Available records Start Marker

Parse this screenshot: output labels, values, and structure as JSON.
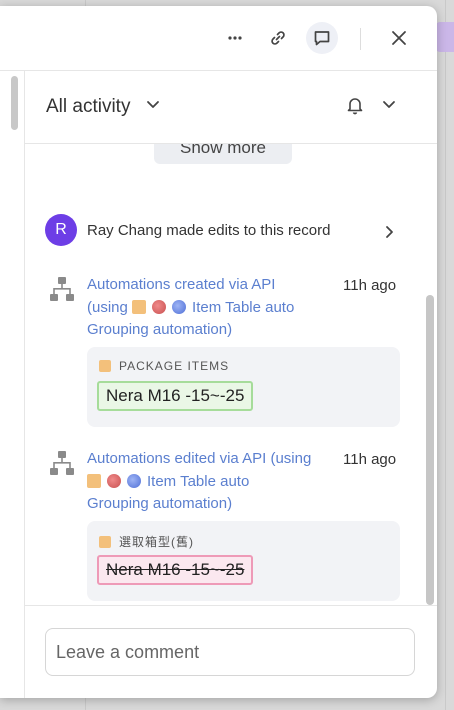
{
  "topbar": {
    "icons": [
      "more-horizontal-icon",
      "link-icon",
      "comment-icon",
      "close-icon"
    ]
  },
  "filter": {
    "label": "All activity",
    "icons": [
      "chevron-down-icon",
      "bell-icon"
    ]
  },
  "feed": {
    "show_more_label": "Show more",
    "record_edit": {
      "avatar_initial": "R",
      "text": "Ray Chang made edits to this record"
    },
    "activities": [
      {
        "line1": "Automations created via API",
        "line2": "(using",
        "line2b": "Item Table auto",
        "line3": "Grouping automation)",
        "time": "11h ago",
        "field": "PACKAGE ITEMS",
        "value": "Nera M16 -15~-25",
        "change": "added"
      },
      {
        "line1": "Automations edited via API (using",
        "line2b": "Item Table auto",
        "line3": "Grouping automation)",
        "time": "11h ago",
        "field": "選取箱型(舊)",
        "value": "Nera M16 -15~-25",
        "change": "removed"
      }
    ]
  },
  "comment": {
    "placeholder": "Leave a comment"
  },
  "colors": {
    "link": "#5b7fcf",
    "avatar": "#6d3ee6",
    "added_border": "#a6dc9a",
    "removed_border": "#ee9ab7",
    "field_icon": "#f3c07b"
  }
}
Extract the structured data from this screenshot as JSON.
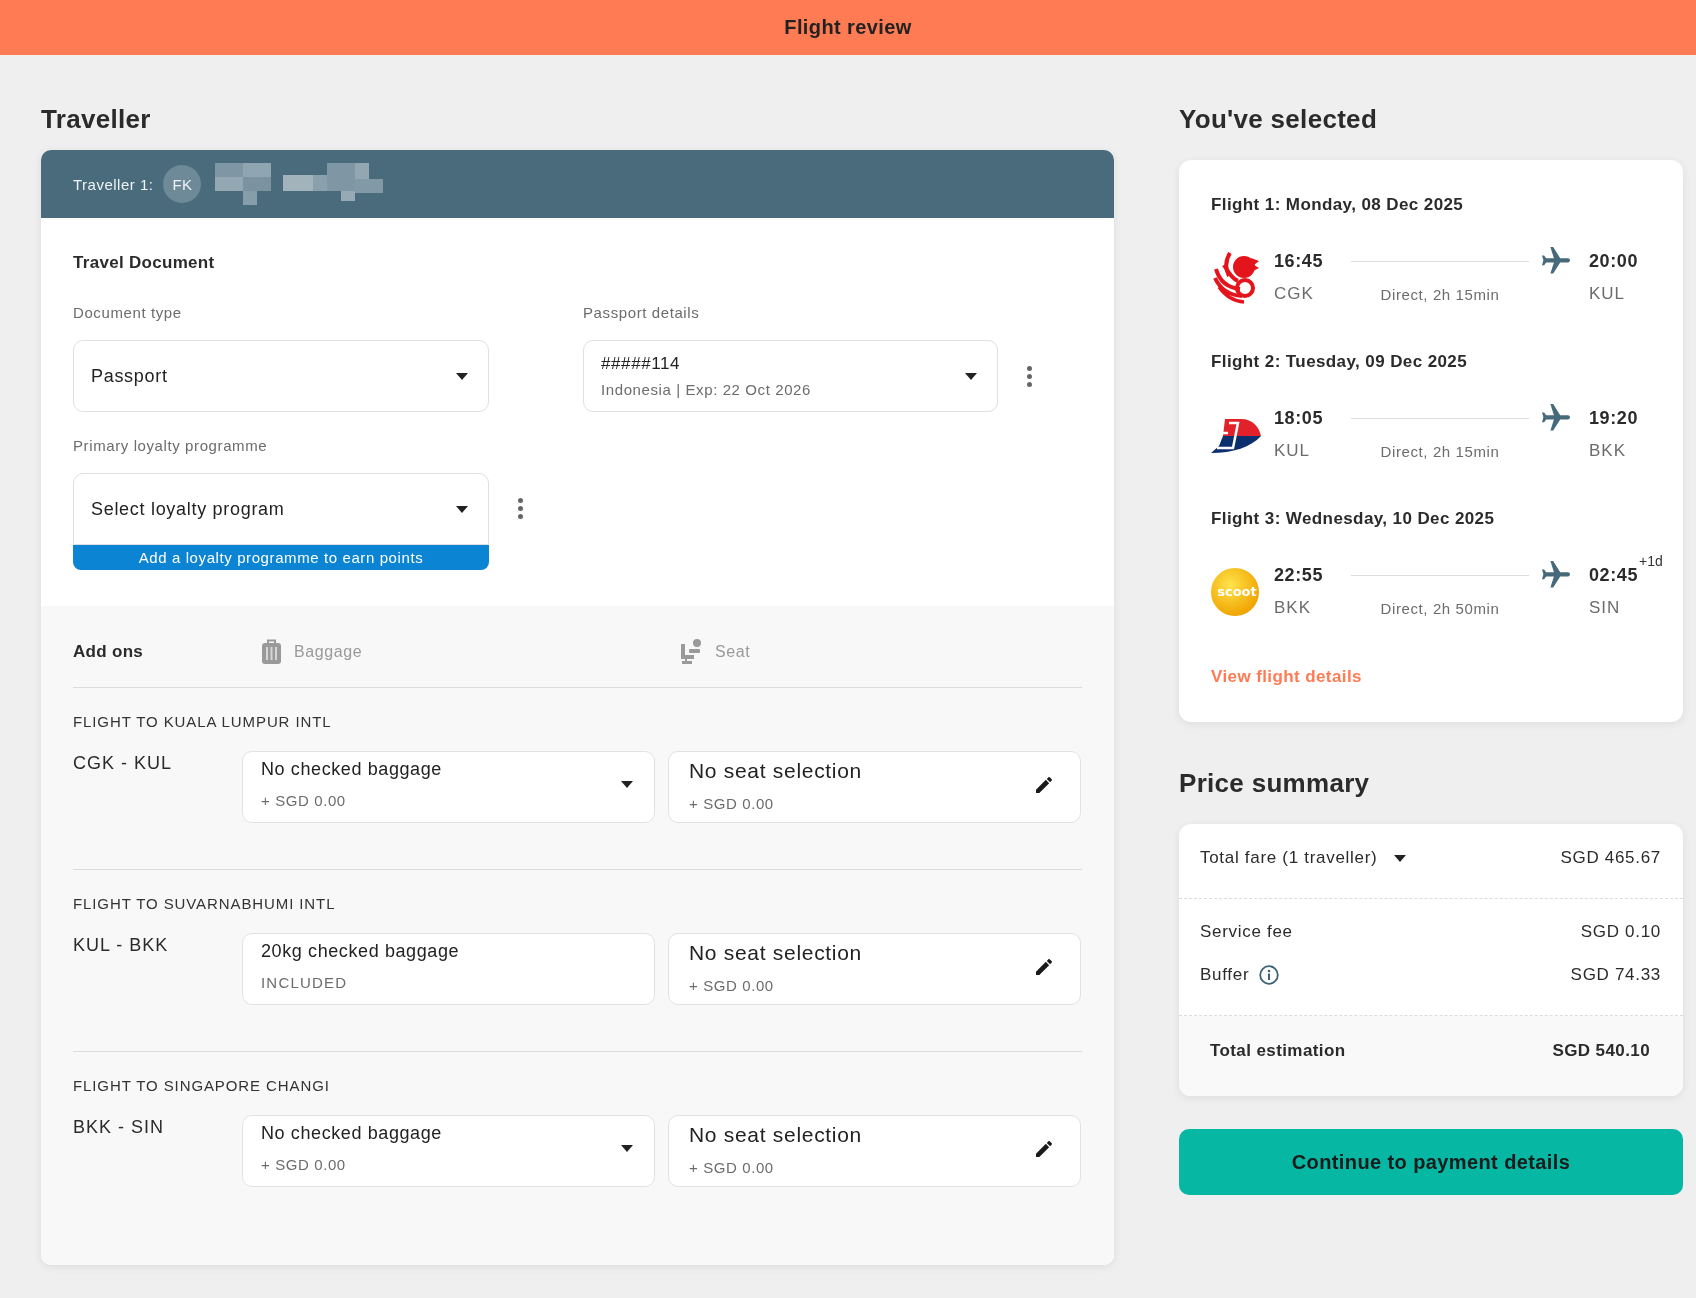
{
  "header": {
    "title": "Flight review"
  },
  "traveller_section": {
    "title": "Traveller",
    "traveller_label": "Traveller 1:",
    "initials": "FK",
    "travel_document": {
      "title": "Travel Document",
      "document_type": {
        "label": "Document type",
        "value": "Passport"
      },
      "passport_details": {
        "label": "Passport details",
        "value": "#####114",
        "detail": "Indonesia | Exp: 22 Oct 2026"
      },
      "loyalty": {
        "label": "Primary loyalty programme",
        "placeholder": "Select loyalty program",
        "hint": "Add a loyalty programme to earn points"
      }
    },
    "add_ons": {
      "title": "Add ons",
      "columns": [
        {
          "kind": "baggage",
          "label": "Baggage"
        },
        {
          "kind": "seat",
          "label": "Seat"
        }
      ],
      "flights": [
        {
          "heading": "FLIGHT TO KUALA LUMPUR INTL",
          "route": "CGK - KUL",
          "baggage": {
            "kind": "select",
            "title": "No checked baggage",
            "subtitle": "+ SGD 0.00"
          },
          "seat": {
            "title": "No seat selection",
            "subtitle": "+ SGD 0.00"
          }
        },
        {
          "heading": "FLIGHT TO SUVARNABHUMI INTL",
          "route": "KUL - BKK",
          "baggage": {
            "kind": "included",
            "title": "20kg checked baggage",
            "subtitle": "INCLUDED"
          },
          "seat": {
            "title": "No seat selection",
            "subtitle": "+ SGD 0.00"
          }
        },
        {
          "heading": "FLIGHT TO SINGAPORE CHANGI",
          "route": "BKK - SIN",
          "baggage": {
            "kind": "select",
            "title": "No checked baggage",
            "subtitle": "+ SGD 0.00"
          },
          "seat": {
            "title": "No seat selection",
            "subtitle": "+ SGD 0.00"
          }
        }
      ]
    }
  },
  "selected": {
    "title": "You've selected",
    "flights": [
      {
        "title": "Flight 1: Monday, 08 Dec 2025",
        "kind": "bird",
        "departure_time": "16:45",
        "departure_airport": "CGK",
        "duration": "Direct, 2h 15min",
        "arrival_time": "20:00",
        "arrival_airport": "KUL"
      },
      {
        "title": "Flight 2: Tuesday, 09 Dec 2025",
        "kind": "wing",
        "departure_time": "18:05",
        "departure_airport": "KUL",
        "duration": "Direct, 2h 15min",
        "arrival_time": "19:20",
        "arrival_airport": "BKK"
      },
      {
        "title": "Flight 3: Wednesday, 10 Dec 2025",
        "kind": "ball",
        "logo_text": "scoot",
        "departure_time": "22:55",
        "departure_airport": "BKK",
        "duration": "Direct, 2h 50min",
        "arrival_time": "02:45",
        "day_offset": "+1d",
        "arrival_airport": "SIN"
      }
    ],
    "link": "View flight details"
  },
  "price_summary": {
    "title": "Price summary",
    "total_fare": {
      "label": "Total fare (1 traveller)",
      "amount": "SGD 465.67"
    },
    "fees": [
      {
        "label": "Service fee",
        "amount": "SGD 0.10",
        "info": false
      },
      {
        "label": "Buffer",
        "amount": "SGD 74.33",
        "info": true
      }
    ],
    "total": {
      "label": "Total estimation",
      "amount": "SGD 540.10"
    }
  },
  "continue_button": {
    "label": "Continue to payment details"
  }
}
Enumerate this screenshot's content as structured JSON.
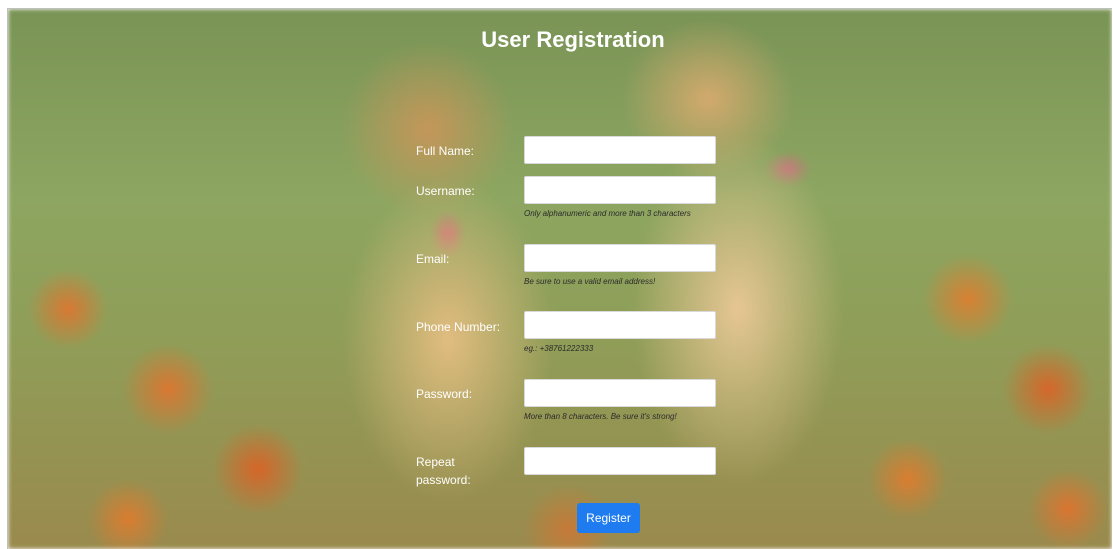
{
  "form": {
    "title": "User Registration",
    "fields": [
      {
        "label": "Full Name:",
        "value": "",
        "hint": ""
      },
      {
        "label": "Username:",
        "value": "",
        "hint": "Only alphanumeric and more than 3 characters"
      },
      {
        "label": "Email:",
        "value": "",
        "hint": "Be sure to use a valid email address!"
      },
      {
        "label": "Phone Number:",
        "value": "",
        "hint": "eg.: +38761222333"
      },
      {
        "label": "Password:",
        "value": "",
        "hint": "More than 8 characters. Be sure it's strong!"
      },
      {
        "label": "Repeat password:",
        "value": "",
        "hint": ""
      }
    ],
    "register_label": "Register"
  },
  "colors": {
    "accent": "#1e7cf0",
    "label": "#ffffff"
  }
}
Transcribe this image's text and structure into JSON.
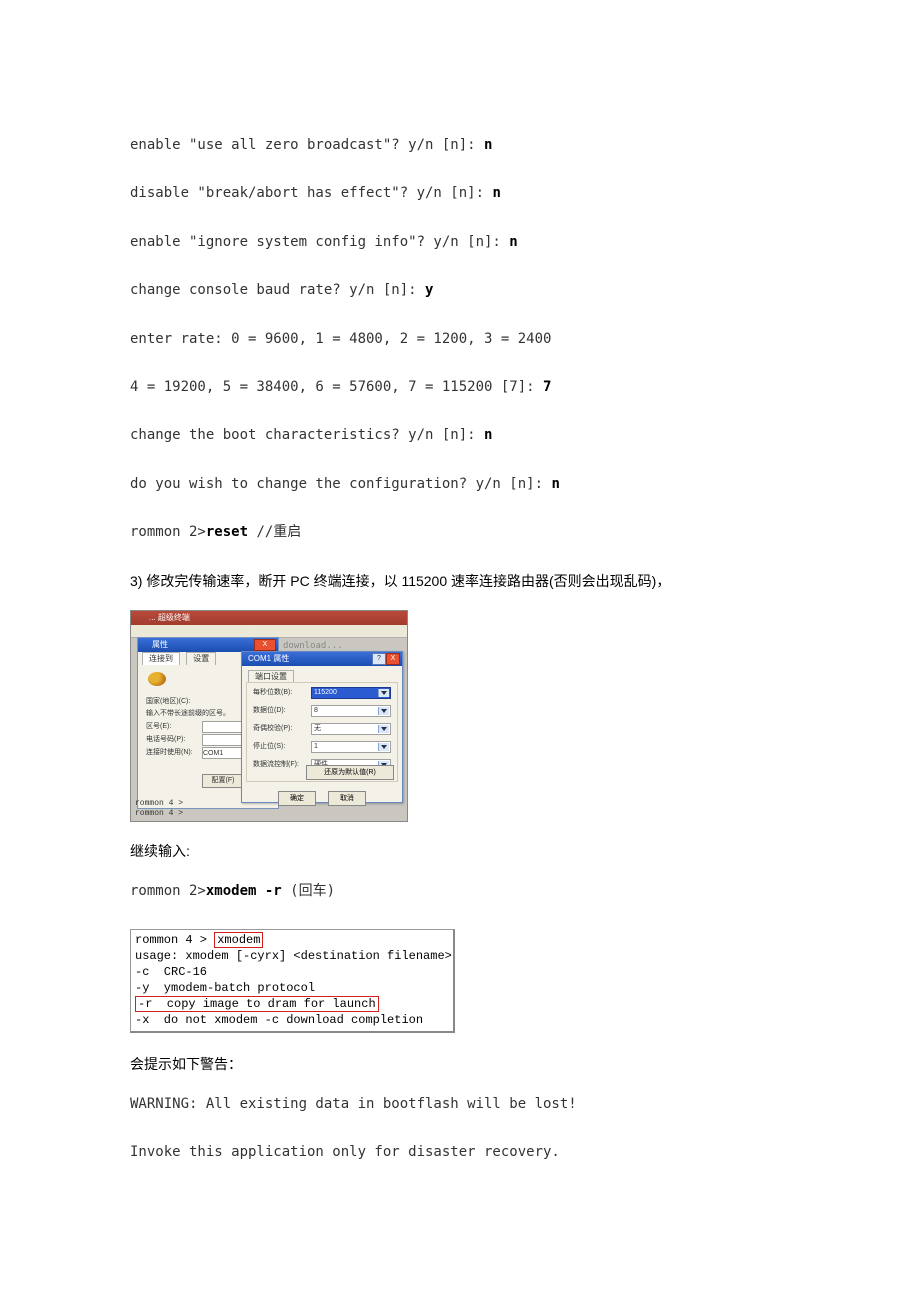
{
  "lines": {
    "l1a": "enable \"use all zero broadcast\"? y/n [n]: ",
    "l1b": "n",
    "l2a": "disable \"break/abort has effect\"? y/n [n]: ",
    "l2b": "n",
    "l3a": "enable \"ignore system config info\"? y/n [n]: ",
    "l3b": "n",
    "l4a": "change console baud rate? y/n [n]: ",
    "l4b": "y",
    "l5": "enter rate: 0 = 9600, 1 = 4800, 2 = 1200, 3 = 2400",
    "l6a": "4 = 19200, 5 = 38400, 6 = 57600, 7 = 115200 [7]: ",
    "l6b": "7",
    "l7a": "change the boot characteristics? y/n [n]: ",
    "l7b": "n",
    "l8a": "do you wish to change the configuration? y/n [n]: ",
    "l8b": "n",
    "l9a": "rommon 2>",
    "l9b": "reset ",
    "l9c": "//重启"
  },
  "step3": "3) 修改完传输速率，断开 PC 终端连接，以 115200 速率连接路由器(否则会出现乱码)，",
  "shot1": {
    "title1": "... 超级终端",
    "bgtext": "download...",
    "prop_title": "属性",
    "prop_tab1": "连接到",
    "prop_tab2": "设置",
    "prop_l1": "国家(地区)(C):",
    "prop_l2": "输入不带长途前缀的区号。",
    "prop_l3": "区号(E):",
    "prop_l4": "电话号码(P):",
    "prop_l5": "连接时使用(N):",
    "prop_l5v": "COM1",
    "prop_btn": "配置(F)",
    "com_title": "COM1 属性",
    "com_tab": "端口设置",
    "com_r1": "每秒位数(B):",
    "com_r1v": "115200",
    "com_r2": "数据位(D):",
    "com_r2v": "8",
    "com_r3": "奇偶校验(P):",
    "com_r3v": "无",
    "com_r4": "停止位(S):",
    "com_r4v": "1",
    "com_r5": "数据流控制(F):",
    "com_r5v": "硬件",
    "com_restore": "还原为默认值(R)",
    "com_ok": "确定",
    "com_cancel": "取消",
    "term": "rommon 4 >\nrommon 4 >"
  },
  "cont": "继续输入:",
  "xline_a": "rommon 2>",
  "xline_b": "xmodem -r ",
  "xline_c": "(回车)",
  "shot2": {
    "l1a": "rommon 4 > ",
    "l1b": "xmodem",
    "l2": "usage: xmodem [-cyrx] <destination filename>",
    "l3": "-c  CRC-16",
    "l4": "-y  ymodem-batch protocol",
    "l5": "-r  copy image to dram for launch",
    "l6": "-x  do not xmodem -c download completion"
  },
  "warnhead": "会提示如下警告：",
  "warn1": "WARNING: All existing data in bootflash will be lost!",
  "warn2": "Invoke this application only for disaster recovery."
}
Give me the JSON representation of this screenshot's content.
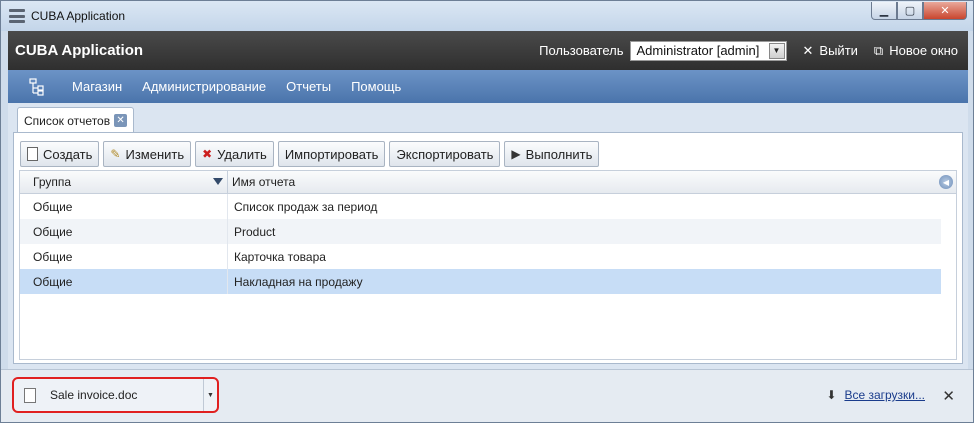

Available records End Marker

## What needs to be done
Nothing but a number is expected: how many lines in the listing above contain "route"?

## Output
3